The time it takes a single zoospore to colonize a plant surface, reproduce, and generate new zoospores or dormant spores (oospores) is anywhere from 4 to 10 days, depending on the favorability of conditions. When the weather turns cool, dormant spores remain encased in leaf litter and other decaying plant matter until the weather warms again, and the cycle resumes.
Controlling downy mildew requires a multi-prong strategy: avoiding prolonged wet conditions, careful sanitation, and fungicidal treatments.
Farmers can successfully prevent or reduce the occurrence of downy mildew by ensuring that their fields and crops are not allowed to remain moist for long periods of time. The organisms which produce downy mildew are universally water-loving by nature. They require moist conditions to germinate, grow, spawn new spores, and swim to new plants and spread infection.
Growers should water crops during early morning hours, so that plant surfaces dry out within a few hours as the day warms. Better yet, switching from overhead irrigation to soaker hoses or other ground-level irrigation methods will ensure that leaf surfaces remain dry entirely. Keep under-canopy areas well-pruned, as these regions are heavily shaded and can harbor moisture throughout the day. Make sure plants are well-spaced to ensure proper airflow as well.
In California’s mild climate, plant debris can easily harbor dormant spores between growing seasons. Thus, all dead plant debris should be removed from plants, the ground under plants, and between plant rows. Any plants that are seriously infected with downy mildew should be removed and destroyed, as eliminating the disease may take long enough to allow the infected plant to spread it.

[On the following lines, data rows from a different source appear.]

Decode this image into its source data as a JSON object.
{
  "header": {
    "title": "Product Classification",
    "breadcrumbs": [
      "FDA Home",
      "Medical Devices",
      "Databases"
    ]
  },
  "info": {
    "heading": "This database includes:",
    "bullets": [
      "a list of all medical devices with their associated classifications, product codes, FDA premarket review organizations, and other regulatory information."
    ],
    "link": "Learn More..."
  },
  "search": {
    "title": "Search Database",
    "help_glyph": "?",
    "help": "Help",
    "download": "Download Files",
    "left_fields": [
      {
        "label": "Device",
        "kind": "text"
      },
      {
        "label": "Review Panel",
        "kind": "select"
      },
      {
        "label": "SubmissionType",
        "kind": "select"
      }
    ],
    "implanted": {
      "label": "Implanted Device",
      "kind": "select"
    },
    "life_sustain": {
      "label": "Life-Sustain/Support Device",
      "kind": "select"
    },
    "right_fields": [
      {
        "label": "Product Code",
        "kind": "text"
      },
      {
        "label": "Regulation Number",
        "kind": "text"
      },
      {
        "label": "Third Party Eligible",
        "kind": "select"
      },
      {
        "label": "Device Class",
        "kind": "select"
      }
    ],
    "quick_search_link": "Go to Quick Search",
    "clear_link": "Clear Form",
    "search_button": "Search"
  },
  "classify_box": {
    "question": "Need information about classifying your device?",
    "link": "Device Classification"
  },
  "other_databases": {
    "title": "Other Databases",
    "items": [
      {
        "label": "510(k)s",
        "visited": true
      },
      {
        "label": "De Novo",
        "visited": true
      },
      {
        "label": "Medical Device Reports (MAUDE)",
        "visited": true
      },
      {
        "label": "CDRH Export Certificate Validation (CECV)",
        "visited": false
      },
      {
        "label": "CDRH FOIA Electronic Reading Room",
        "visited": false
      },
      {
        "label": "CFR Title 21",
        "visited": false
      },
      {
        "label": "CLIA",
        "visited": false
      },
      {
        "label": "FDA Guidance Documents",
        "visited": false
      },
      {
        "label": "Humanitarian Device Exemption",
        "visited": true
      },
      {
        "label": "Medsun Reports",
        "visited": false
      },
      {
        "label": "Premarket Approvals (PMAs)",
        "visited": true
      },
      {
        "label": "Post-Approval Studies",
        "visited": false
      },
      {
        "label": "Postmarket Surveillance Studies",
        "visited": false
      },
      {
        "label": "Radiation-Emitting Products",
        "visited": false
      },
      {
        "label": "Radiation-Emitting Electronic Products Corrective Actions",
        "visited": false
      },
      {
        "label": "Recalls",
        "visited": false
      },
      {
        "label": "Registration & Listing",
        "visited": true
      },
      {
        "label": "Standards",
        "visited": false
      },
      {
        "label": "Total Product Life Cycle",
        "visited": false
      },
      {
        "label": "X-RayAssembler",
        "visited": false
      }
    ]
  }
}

There are dozens of fungicidal treatments available which are suitable for both preventative and post-infection treatments. Traditional copper-based foliar sprays are the most commonly used pre-infection fungicide, though they do have some effectiveness even after symptoms appear. However, for maximum efficiency, a systemic or penetrative fungicide should be used after infection occurs. But these treatments tend to be extremely costly, and it can be difficult to find a fungicide that is effective in eradicating the specific organism responsible for the outbreak of downy mildew. Thus, it behooves growers to take a proactive, preventative approach to controlling downy mildew.

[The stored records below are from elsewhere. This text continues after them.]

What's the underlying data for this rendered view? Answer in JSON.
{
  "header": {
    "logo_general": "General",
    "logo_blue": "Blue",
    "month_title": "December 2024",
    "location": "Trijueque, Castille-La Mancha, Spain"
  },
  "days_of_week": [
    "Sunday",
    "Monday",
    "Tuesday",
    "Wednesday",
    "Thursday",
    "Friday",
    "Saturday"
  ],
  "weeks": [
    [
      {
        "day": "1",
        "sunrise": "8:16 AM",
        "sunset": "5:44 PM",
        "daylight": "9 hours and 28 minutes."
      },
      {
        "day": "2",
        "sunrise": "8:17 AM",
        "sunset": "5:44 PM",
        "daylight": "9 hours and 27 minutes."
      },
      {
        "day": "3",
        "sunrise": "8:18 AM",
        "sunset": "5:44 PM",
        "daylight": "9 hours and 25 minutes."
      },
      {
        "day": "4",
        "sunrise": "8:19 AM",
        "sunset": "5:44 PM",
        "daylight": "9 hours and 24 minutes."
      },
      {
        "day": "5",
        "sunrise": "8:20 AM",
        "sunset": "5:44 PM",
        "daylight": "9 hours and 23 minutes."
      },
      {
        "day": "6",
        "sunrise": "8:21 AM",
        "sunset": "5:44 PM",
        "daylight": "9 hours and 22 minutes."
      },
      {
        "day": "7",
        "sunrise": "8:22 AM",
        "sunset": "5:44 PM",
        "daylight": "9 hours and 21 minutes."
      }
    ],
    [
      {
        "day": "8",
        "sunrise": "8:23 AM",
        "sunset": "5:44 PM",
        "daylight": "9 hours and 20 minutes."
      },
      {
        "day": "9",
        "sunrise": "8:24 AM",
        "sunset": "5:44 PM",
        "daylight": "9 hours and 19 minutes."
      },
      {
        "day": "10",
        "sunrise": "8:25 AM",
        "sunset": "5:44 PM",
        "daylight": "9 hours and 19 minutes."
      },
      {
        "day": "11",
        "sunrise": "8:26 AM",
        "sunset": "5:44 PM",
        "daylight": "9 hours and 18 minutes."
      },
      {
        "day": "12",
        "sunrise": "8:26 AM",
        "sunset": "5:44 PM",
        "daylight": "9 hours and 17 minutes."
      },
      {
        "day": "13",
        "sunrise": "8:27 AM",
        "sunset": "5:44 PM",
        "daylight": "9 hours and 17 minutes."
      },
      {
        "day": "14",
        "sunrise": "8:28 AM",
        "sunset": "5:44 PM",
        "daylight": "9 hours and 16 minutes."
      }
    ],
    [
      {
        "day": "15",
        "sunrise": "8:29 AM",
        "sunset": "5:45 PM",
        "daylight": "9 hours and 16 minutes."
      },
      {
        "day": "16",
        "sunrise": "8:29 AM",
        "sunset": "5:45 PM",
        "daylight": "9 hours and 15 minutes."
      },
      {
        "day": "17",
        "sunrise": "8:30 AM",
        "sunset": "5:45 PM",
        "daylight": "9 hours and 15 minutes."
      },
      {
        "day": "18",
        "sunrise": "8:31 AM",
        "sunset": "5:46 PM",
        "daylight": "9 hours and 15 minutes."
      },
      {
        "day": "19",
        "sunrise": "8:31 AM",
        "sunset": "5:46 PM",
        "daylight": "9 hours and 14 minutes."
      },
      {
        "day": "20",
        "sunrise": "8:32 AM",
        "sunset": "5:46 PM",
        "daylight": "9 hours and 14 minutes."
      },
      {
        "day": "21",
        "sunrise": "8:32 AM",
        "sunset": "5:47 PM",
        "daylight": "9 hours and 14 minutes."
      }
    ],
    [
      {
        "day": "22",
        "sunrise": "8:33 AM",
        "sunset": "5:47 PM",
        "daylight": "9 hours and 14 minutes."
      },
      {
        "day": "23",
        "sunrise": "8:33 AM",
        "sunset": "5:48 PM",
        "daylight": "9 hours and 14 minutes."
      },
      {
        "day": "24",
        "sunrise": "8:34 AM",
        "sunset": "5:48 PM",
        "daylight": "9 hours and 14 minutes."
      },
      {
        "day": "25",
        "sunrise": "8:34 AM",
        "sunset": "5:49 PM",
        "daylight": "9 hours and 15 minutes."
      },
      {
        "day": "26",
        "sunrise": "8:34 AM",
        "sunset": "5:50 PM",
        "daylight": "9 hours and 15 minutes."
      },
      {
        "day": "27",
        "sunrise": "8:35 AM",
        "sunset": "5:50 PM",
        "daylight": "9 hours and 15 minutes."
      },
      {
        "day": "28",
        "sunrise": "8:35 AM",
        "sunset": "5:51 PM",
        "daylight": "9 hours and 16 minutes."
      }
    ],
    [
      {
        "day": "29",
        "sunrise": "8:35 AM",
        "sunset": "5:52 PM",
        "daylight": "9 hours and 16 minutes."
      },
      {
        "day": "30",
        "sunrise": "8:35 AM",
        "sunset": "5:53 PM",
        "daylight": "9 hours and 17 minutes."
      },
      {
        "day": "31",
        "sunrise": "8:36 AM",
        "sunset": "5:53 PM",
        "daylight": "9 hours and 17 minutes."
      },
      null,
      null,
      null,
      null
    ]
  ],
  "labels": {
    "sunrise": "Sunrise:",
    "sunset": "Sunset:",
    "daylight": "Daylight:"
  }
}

Many growers opt to select plant cultivars advertised as having natural resistance to downy mildew. However, this resistance often fails as pathogens mutate and adapt. In addition, we have found that resistant cultivars often become susceptible when growing conditions and/or nutritional supplementation is subpar. This means that a previously successful plant grown in conditions that are frequently moist and waterlogged, or which are only fertilized using nitrogen-based products, will often ‘lose’ their resistance and succumb to downy mildew.
Fusion 360 has always taken the approach that supplying superior nutrition to crops will go a long way towards remedying the incidence of downy mildew and other diseases. By placing about 60% to 75% of the emphasis on superior nutrition, and the remaining balance on fungicidal treatments, growers can give plants the heightened health they need to fight off infection.
Downy mildew is caused by opportunistic pathogens that are always present in the soil. But infections only occur when plants have insufficient nutrient uptake, resulting in their immune systems being depressed, leaving them unable fight off these invaders. Elevating plants’ metabolisms with applications of nutritional soil and/or a foliar program reduces the ability of downy mildew pathogens to infect crops.
We invite growers struggling with downy mildew to contact Fusion 360 for assistance in developing a nutritional regimen to compliment and strengthen your existing control and eradication efforts.